At Wednesday’s City Council meeting, Mayor Rahm Emanuel followed through on his promise to tie licenses for airport contractors to a “labor peace agreement” that allows baggage handlers, cabin cleaners, aircraft maintenance workers and security guards to organize without interference.
But the ordinance the mayor introduced goes beyond prohibiting contractors from interfering and preventing those workers from “engaging in strikes, picketing, work stoppages, boycotts or other economic interference.”
It would mandate those airline contractors and sub-contractors to pay their employees no less than $13.45-an-hour beginning on July 1, 2018, with annual increases every year after that tied to the cost-of-living.
Employees whose wages include gratuities would have to be paid $1-an-hour more than the $5.95-an-hour minimum wage that applies to tipped employees.
“Nothing shall impede licensed employees from bargaining collectively with representatives of their own choosing to establish wages or conditions of work in excess of the minimum standards,” the ordinance states.
Ald. Pat O’Connor (40th), the Emanuel floor leader who chairs the City Council’s Committee on Workforce Development, said the ordinance is patterned after a licensing plan at the Los Angeles airport that has already withstood a court challenge.
“We have set a [wage] floor. And we think that helps all of the workers at O’Hare,” O’Connor said Thursday.
“To the extent that the union can come in and enhance that, we have laid the table for that to take place. It’s not a city function to do the bargaining, but to make sure we have it where it can go on and that the airport runs in a smooth way.”
Jerry Morrison, assistant to the president of Service Employees International Union Local 1, praised Emanuel for going beyond the terms of a long-stalled airport living wage ordinance that was nearly brought to a vote on the City Council floor over the mayor’s objections.
“We’re excited that the mayor was willing to take a stand like that,” Morrison said.
Morrison stressed that there is “no guarantee of union membership.” SEIU Local 1 still must organize airport contract employees and hold union elections.
But the mayor’s ordinance “lays important groundwork,” by establishing “minimum standards” that the city, as the operator of O’Hare and Midway, will insist on, Morrison said.
“There will be some of these contractors that will be resistant.
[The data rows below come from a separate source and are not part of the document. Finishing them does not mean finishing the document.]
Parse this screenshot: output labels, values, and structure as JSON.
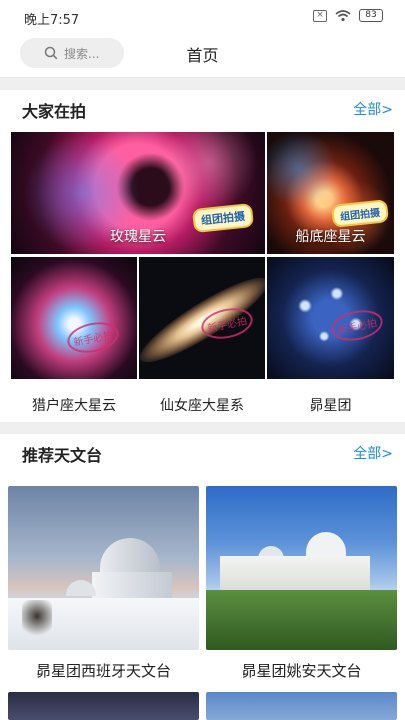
{
  "status_bar": {
    "time": "晚上7:57",
    "battery": "83"
  },
  "header": {
    "search_placeholder": "搜索...",
    "title": "首页"
  },
  "popular": {
    "title": "大家在拍",
    "more": "全部>",
    "tiles": [
      {
        "name": "玫瑰星云",
        "badge": "组团拍摄"
      },
      {
        "name": "船底座星云",
        "badge": "组团拍摄"
      },
      {
        "name": "猎户座大星云",
        "badge": "新手必拍"
      },
      {
        "name": "仙女座大星系",
        "badge": "新手必拍"
      },
      {
        "name": "昴星团",
        "badge": "新手必拍"
      }
    ]
  },
  "observatories": {
    "title": "推荐天文台",
    "more": "全部>",
    "items": [
      {
        "name": "昴星团西班牙天文台"
      },
      {
        "name": "昴星团姚安天文台"
      }
    ]
  },
  "colors": {
    "accent": "#1a8fd6",
    "stamp": "#d12d6d",
    "badge_text": "#1f63b5"
  }
}
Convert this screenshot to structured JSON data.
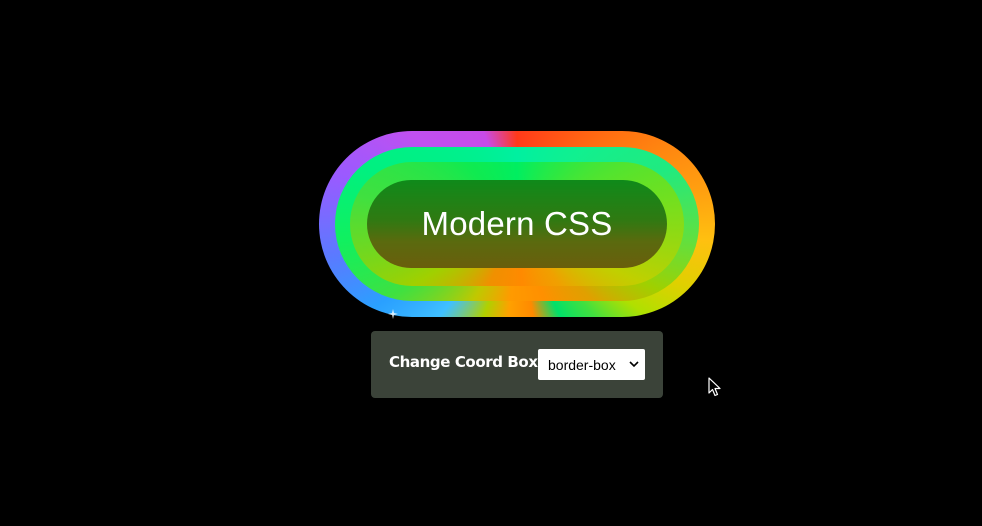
{
  "demo": {
    "pill_text": "Modern CSS",
    "colors": {
      "background": "#000000",
      "panel": "#3b4339",
      "inner_top": "#0f8a1a",
      "inner_bottom": "#6a5e0c"
    }
  },
  "controls": {
    "label": "Change Coord Box:",
    "select": {
      "value": "border-box",
      "icon": "chevron-down-icon"
    }
  },
  "pointer": {
    "icon": "mouse-cursor-icon"
  }
}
But the nice thing about a labor peace [agreement] is that these guys can’t go out and run multi-million dollar anti-union campaigns,” Morrison said.
“People will join a union 80-to-90 percent of the time if there’s fair, free and open elections and there’s not an anti-union smear campaign by an employer.”
Exciting News: Over 8,000 contracted airport workers in Chicago are a huge step closer in their Fight For $15 and union rights! Read the full piece over at The Chicago Sun-Times.